  • Police in Alliance fear new 'disturbing trend' could emerge.
  • 25-year-old found with horrific injuries after injecting Rizzy powder.

Police in Ohio are warning against a possible new drug trend after a user's arm was "eaten away" when he injected heroin laced with a powder used to change colour of flower petals.

Officers in the town of Alliance are warning other forces about a potential "very, very disturbing" trend after arresting a 25-year-old man with severe skin pealing and black marks on his arm.

The suspect said his injuries were a result of injecting heroin mixed with Rizzy – a powder believed to be used by some florists to dye rose petals.

A description on the company's website reads: "Rizzy powder is a flower centrepiece maker. For white flower centrepiece, add 1/2 teaspoon to water in vase. Cut the end off of a flower so that it has a fresh surface. Allow several hours for Rizzy to be incorporated into the petals of the flower."

It adds: "Toxic. Do not ingest. Keep out of reach of children. Call doctor immediately if ingested."

Discussing fears the trend could catch on, Alliance Police sergeant Michael Yarian told WEWS: "Now we got skin dying. It's so new that we're not even sure what all the dangers are yet."

"It seems like every week, or once a month, there's something new."

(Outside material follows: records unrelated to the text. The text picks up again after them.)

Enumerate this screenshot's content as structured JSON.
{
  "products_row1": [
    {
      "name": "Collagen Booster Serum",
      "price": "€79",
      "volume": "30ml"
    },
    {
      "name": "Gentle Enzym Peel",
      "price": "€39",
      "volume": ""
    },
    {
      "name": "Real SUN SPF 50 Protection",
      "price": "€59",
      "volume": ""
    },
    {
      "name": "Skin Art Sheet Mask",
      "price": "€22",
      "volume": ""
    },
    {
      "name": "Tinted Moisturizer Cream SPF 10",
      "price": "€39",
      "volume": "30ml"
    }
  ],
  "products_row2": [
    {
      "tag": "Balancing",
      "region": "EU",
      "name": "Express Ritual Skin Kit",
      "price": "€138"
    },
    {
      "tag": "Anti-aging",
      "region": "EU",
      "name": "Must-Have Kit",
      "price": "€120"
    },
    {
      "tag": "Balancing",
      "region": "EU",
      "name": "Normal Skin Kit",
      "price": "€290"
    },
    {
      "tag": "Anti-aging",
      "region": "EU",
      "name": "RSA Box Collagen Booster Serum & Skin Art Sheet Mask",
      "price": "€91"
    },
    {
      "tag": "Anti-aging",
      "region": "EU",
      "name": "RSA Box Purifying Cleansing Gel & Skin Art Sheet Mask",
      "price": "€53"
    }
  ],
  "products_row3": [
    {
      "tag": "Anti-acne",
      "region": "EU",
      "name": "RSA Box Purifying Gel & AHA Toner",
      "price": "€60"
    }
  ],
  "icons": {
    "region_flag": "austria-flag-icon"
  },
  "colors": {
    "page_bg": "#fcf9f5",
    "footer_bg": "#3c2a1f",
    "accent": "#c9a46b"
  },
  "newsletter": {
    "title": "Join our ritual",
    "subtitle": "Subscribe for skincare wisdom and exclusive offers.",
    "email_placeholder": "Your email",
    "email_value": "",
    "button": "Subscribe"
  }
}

Police also released images to local media – which were blurred for being too graphic – as a warning to other agencies.

It added in a statement: "Alliance arrested an individual yesterday who said that the heroin he was buying in Canton was being cut with a powder called Rizzy which is used by florist to dye rose peddles[sic]. It is relatively inexpensive, this the appeal to dealers...the offender said that the Rizzy is eating away his skin. The officers thankfully were wearing gloves."

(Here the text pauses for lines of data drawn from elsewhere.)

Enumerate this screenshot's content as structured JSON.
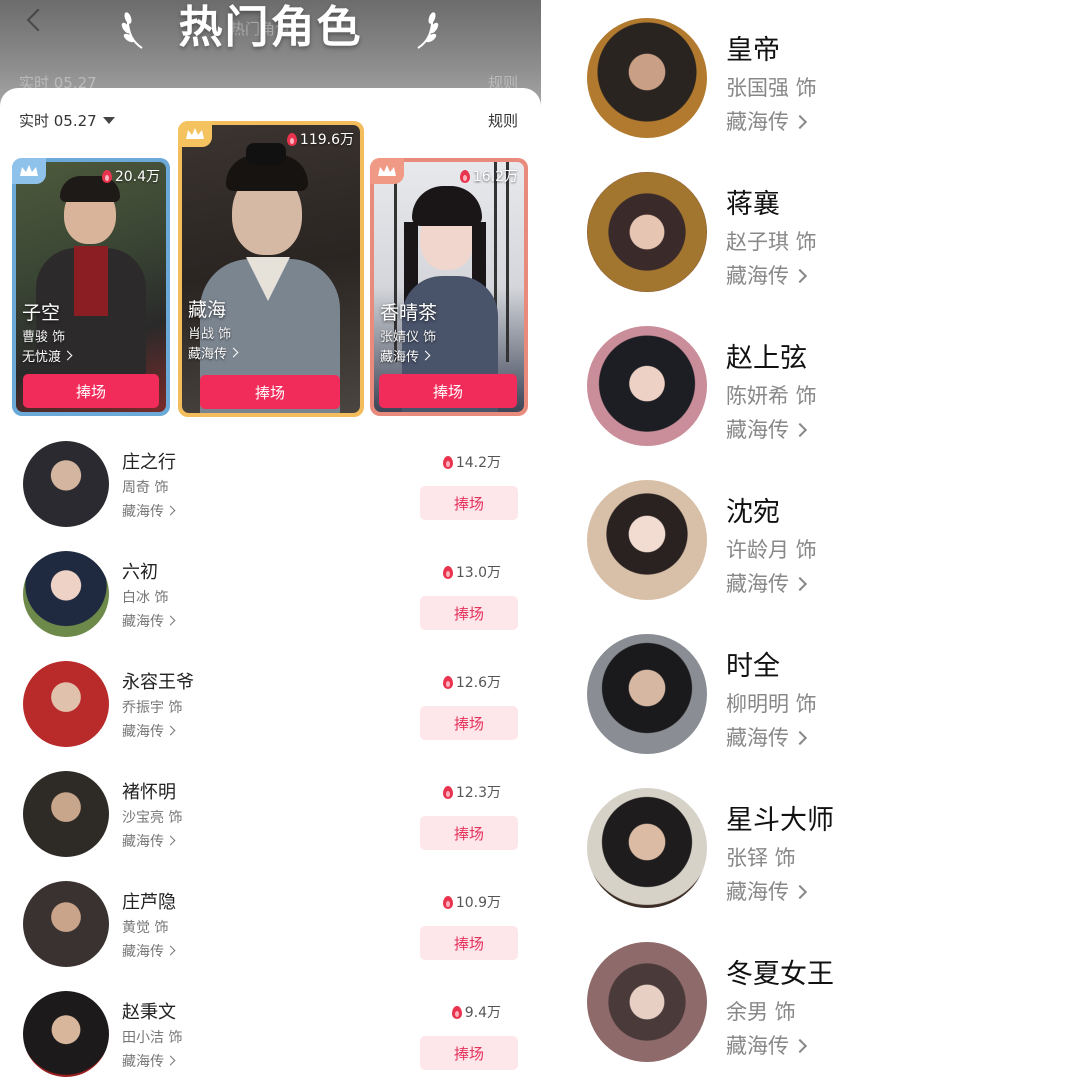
{
  "header": {
    "title": "热门角色",
    "ghost_title": "热门角色",
    "ghost_realtime": "实时 05.27",
    "ghost_rules": "规则"
  },
  "toolbar": {
    "realtime_label": "实时 05.27",
    "rules_label": "规则"
  },
  "top_cards": [
    {
      "rank": 2,
      "name": "子空",
      "actor": "曹骏 饰",
      "drama": "无忧渡",
      "heat": "20.4万",
      "button": "捧场",
      "frame_color": "#6aa9d8",
      "crown_color": "#8fc2ea"
    },
    {
      "rank": 1,
      "name": "藏海",
      "actor": "肖战 饰",
      "drama": "藏海传",
      "heat": "119.6万",
      "button": "捧场",
      "frame_color": "#f2bd5a",
      "crown_color": "#f4c25e"
    },
    {
      "rank": 3,
      "name": "香晴茶",
      "actor": "张婧仪 饰",
      "drama": "藏海传",
      "heat": "16.2万",
      "button": "捧场",
      "frame_color": "#e98b7c",
      "crown_color": "#f09a86"
    }
  ],
  "list": [
    {
      "name": "庄之行",
      "actor": "周奇 饰",
      "drama": "藏海传",
      "heat": "14.2万",
      "button": "捧场"
    },
    {
      "name": "六初",
      "actor": "白冰 饰",
      "drama": "藏海传",
      "heat": "13.0万",
      "button": "捧场"
    },
    {
      "name": "永容王爷",
      "actor": "乔振宇 饰",
      "drama": "藏海传",
      "heat": "12.6万",
      "button": "捧场"
    },
    {
      "name": "褚怀明",
      "actor": "沙宝亮 饰",
      "drama": "藏海传",
      "heat": "12.3万",
      "button": "捧场"
    },
    {
      "name": "庄芦隐",
      "actor": "黄觉 饰",
      "drama": "藏海传",
      "heat": "10.9万",
      "button": "捧场"
    },
    {
      "name": "赵秉文",
      "actor": "田小洁 饰",
      "drama": "藏海传",
      "heat": "9.4万",
      "button": "捧场"
    }
  ],
  "right_list": [
    {
      "name": "皇帝",
      "actor": "张国强 饰",
      "drama": "藏海传"
    },
    {
      "name": "蒋襄",
      "actor": "赵子琪 饰",
      "drama": "藏海传"
    },
    {
      "name": "赵上弦",
      "actor": "陈妍希 饰",
      "drama": "藏海传"
    },
    {
      "name": "沈宛",
      "actor": "许龄月 饰",
      "drama": "藏海传"
    },
    {
      "name": "时全",
      "actor": "柳明明 饰",
      "drama": "藏海传"
    },
    {
      "name": "星斗大师",
      "actor": "张铎 饰",
      "drama": "藏海传"
    },
    {
      "name": "冬夏女王",
      "actor": "余男 饰",
      "drama": "藏海传"
    }
  ],
  "colors": {
    "accent": "#f12c5a",
    "button_soft_bg": "#fde7eb",
    "button_soft_text": "#e5325b",
    "flame": "#e8344e"
  }
}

Lynn Forbes, a Canton area florist, said neither she or any other local florists had heard of Rizzy powder, adding fears that users or dealers may wrongfully target shops in search of it.